> [WORK INSTRUCTION] All lines in the material below that contain "count" should be located and copied.

-*-

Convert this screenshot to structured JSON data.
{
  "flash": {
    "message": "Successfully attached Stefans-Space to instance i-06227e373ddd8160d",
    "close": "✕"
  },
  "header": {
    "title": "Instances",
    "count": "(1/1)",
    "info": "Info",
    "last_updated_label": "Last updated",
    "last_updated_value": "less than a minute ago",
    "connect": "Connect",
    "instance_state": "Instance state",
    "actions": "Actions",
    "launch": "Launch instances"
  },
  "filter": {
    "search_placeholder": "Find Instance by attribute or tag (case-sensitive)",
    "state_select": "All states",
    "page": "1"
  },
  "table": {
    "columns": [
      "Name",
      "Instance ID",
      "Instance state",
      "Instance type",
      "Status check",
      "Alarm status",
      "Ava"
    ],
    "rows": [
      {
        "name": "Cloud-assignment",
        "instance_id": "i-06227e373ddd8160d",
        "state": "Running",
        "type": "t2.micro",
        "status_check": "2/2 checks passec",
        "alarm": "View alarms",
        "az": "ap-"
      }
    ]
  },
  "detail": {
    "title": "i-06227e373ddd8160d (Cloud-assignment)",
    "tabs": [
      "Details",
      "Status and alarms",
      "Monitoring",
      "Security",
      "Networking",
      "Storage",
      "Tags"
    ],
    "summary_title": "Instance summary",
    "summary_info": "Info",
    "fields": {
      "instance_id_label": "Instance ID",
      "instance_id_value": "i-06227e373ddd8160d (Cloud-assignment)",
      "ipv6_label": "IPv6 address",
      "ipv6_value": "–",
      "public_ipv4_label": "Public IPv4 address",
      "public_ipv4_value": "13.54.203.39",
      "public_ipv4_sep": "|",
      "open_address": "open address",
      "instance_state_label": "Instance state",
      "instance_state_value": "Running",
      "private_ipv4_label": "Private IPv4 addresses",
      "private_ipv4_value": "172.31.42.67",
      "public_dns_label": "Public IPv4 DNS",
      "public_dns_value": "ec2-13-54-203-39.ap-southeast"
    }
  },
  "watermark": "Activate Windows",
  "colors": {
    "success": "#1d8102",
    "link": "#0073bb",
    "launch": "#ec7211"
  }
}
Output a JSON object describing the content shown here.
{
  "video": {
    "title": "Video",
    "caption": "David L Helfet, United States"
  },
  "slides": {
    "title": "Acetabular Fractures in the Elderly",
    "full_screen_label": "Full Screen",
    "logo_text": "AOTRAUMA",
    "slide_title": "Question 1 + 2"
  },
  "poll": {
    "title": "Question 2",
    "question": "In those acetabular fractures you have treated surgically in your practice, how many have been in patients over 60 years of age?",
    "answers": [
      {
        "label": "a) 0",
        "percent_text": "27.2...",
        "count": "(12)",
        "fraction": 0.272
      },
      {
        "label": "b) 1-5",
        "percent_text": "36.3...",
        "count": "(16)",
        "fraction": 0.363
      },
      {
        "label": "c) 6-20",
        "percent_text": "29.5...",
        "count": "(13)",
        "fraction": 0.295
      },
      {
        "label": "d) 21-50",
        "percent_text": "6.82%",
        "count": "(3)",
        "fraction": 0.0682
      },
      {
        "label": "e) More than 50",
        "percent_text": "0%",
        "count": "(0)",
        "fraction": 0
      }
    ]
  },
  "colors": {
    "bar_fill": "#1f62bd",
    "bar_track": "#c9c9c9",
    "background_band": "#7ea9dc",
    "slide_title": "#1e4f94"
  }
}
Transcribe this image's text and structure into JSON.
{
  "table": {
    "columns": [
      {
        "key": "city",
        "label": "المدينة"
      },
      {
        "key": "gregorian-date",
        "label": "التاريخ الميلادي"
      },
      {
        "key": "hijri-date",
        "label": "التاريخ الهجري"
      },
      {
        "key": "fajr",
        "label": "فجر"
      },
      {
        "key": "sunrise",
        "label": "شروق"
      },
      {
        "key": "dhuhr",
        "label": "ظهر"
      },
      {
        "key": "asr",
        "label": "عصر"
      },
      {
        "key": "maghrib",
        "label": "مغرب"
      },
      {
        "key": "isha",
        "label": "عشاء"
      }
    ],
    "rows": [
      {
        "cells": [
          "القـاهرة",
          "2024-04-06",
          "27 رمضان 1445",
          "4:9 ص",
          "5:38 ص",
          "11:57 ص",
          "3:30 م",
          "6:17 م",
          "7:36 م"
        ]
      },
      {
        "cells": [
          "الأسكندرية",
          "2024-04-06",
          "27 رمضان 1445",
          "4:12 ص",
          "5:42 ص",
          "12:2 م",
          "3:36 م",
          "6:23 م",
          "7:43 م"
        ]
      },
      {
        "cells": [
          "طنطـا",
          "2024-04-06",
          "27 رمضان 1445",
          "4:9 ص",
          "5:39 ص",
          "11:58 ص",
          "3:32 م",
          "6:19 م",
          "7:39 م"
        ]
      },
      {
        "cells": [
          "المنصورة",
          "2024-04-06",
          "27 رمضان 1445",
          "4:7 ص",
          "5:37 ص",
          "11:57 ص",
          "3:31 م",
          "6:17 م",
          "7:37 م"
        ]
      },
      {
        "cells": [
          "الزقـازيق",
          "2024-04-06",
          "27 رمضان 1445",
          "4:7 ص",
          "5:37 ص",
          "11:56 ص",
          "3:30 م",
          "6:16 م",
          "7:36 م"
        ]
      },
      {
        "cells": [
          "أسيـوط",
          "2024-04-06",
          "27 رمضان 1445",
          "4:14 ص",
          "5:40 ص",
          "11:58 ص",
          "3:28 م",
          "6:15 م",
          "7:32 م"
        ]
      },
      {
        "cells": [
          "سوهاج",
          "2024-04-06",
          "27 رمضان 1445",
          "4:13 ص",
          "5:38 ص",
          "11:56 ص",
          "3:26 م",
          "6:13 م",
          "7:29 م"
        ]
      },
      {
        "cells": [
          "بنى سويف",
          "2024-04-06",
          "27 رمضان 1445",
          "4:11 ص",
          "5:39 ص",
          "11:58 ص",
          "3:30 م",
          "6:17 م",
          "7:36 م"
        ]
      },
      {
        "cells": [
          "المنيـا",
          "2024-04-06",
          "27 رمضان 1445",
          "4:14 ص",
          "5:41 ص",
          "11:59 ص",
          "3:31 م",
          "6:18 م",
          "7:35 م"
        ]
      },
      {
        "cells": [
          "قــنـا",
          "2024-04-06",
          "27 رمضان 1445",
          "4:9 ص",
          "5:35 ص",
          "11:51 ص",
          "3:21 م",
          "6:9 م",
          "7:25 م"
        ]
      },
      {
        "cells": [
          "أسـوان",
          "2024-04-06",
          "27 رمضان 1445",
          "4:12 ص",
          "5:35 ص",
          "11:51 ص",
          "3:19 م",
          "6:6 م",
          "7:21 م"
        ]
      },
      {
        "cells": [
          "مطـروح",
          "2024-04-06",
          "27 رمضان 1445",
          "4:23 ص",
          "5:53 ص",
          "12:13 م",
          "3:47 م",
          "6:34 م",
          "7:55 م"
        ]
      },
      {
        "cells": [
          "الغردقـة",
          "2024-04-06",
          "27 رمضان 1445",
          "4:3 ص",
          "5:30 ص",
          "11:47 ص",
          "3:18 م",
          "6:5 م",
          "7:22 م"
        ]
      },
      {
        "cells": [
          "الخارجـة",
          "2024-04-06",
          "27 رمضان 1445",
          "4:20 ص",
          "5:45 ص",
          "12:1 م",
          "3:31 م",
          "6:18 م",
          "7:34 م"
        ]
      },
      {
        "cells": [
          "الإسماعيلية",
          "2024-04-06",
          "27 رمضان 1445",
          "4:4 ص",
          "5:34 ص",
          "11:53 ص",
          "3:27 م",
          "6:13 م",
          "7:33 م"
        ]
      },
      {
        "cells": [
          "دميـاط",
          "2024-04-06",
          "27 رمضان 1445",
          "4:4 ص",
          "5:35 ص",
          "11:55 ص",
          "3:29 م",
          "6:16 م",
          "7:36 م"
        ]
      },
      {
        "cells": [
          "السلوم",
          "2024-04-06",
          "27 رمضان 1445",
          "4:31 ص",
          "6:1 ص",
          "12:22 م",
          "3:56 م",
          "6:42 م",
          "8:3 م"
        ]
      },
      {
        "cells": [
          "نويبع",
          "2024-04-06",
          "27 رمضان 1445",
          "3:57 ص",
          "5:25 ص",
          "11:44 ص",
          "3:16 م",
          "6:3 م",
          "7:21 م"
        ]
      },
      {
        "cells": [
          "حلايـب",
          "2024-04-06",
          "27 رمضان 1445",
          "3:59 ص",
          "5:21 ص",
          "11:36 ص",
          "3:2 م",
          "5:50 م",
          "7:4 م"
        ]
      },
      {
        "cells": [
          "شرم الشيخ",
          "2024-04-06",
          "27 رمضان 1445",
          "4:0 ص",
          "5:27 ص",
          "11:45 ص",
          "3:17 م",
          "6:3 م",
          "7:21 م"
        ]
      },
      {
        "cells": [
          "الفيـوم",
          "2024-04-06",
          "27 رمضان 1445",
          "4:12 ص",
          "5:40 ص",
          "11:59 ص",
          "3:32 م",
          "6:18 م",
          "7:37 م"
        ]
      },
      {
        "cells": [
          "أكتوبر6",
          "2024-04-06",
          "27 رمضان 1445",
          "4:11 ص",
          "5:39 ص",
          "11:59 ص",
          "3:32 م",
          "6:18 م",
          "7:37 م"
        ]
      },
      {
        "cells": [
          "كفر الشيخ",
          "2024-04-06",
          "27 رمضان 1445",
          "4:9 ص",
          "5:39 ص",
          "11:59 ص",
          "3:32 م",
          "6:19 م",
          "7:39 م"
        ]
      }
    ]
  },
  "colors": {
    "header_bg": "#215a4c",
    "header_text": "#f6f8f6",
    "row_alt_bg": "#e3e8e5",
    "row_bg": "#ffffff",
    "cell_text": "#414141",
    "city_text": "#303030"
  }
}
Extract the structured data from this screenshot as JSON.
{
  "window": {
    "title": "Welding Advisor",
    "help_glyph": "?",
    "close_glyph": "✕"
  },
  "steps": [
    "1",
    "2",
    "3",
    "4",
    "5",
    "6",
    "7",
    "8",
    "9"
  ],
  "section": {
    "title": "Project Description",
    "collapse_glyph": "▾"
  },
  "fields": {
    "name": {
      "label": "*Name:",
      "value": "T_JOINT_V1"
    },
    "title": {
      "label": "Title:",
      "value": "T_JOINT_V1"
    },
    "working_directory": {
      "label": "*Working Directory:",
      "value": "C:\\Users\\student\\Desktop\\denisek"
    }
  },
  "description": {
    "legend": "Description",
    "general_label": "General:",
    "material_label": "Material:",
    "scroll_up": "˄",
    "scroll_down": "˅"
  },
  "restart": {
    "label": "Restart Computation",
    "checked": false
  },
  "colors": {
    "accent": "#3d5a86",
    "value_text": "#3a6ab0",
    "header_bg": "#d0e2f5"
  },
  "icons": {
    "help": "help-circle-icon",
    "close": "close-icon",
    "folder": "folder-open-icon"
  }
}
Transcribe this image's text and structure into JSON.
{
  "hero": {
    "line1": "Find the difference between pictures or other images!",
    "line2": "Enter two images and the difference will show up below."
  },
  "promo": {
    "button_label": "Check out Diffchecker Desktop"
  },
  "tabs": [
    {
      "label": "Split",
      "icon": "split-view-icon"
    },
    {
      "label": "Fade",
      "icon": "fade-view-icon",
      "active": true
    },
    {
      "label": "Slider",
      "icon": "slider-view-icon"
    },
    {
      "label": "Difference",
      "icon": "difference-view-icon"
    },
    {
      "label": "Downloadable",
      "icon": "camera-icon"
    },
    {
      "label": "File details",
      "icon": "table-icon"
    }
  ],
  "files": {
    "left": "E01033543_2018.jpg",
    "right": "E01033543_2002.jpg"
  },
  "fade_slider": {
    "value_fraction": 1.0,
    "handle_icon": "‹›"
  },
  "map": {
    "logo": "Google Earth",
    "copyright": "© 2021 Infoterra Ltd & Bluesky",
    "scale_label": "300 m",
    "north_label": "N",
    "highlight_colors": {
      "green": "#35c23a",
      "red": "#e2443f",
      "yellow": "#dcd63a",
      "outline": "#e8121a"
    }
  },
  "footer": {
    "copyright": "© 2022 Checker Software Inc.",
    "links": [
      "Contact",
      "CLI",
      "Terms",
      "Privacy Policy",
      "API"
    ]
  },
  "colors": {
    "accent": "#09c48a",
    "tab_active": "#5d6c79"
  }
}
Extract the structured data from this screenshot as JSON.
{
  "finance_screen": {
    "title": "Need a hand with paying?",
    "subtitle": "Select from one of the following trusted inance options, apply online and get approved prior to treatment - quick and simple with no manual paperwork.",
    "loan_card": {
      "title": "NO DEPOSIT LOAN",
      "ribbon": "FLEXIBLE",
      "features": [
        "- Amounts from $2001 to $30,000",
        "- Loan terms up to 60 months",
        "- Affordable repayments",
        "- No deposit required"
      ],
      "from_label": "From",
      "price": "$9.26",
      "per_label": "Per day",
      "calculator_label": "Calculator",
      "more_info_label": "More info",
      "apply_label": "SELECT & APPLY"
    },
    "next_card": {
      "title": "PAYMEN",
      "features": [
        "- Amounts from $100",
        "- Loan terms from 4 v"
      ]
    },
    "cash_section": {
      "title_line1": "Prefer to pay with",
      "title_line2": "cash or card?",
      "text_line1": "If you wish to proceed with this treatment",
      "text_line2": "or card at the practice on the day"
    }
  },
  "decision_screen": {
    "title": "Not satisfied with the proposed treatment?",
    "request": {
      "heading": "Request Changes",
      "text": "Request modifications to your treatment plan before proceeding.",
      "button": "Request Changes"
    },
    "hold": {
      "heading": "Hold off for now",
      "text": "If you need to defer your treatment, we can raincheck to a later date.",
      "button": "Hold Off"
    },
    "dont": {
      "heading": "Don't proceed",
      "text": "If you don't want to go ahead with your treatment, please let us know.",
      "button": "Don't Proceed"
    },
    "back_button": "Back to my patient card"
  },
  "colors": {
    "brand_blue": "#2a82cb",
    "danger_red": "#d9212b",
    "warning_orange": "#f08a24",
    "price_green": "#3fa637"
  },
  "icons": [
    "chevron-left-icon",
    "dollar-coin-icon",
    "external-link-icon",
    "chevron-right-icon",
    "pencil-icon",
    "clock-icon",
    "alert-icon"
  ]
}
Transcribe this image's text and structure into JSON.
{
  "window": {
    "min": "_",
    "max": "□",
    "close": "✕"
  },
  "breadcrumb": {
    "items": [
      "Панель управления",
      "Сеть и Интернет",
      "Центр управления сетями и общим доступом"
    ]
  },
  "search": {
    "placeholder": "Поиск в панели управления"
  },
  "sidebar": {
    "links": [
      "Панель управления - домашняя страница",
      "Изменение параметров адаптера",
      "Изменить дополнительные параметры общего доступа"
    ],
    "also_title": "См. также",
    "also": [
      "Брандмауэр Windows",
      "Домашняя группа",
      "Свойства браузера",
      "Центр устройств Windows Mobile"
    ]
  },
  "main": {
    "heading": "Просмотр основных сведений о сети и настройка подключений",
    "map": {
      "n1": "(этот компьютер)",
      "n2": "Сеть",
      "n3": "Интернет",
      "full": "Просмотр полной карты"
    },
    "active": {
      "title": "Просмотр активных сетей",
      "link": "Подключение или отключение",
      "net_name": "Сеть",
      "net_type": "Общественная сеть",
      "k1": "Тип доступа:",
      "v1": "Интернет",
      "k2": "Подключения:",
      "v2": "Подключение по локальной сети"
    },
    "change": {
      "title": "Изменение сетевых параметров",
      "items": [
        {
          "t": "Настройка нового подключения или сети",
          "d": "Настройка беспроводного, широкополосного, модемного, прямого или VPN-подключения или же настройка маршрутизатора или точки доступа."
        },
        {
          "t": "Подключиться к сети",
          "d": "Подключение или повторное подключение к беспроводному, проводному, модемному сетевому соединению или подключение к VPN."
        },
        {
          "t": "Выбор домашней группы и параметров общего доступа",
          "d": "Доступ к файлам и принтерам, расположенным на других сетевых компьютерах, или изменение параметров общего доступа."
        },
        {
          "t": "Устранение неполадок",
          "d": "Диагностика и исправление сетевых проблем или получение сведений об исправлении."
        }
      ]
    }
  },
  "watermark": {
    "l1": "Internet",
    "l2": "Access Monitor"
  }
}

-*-

> [ANSWER FOR THE TASK]
    "count": "(1/1)",
        "count": "(12)",
        "count": "(16)",
        "count": "(13)",
        "count": "(3)",
        "count": "(0)",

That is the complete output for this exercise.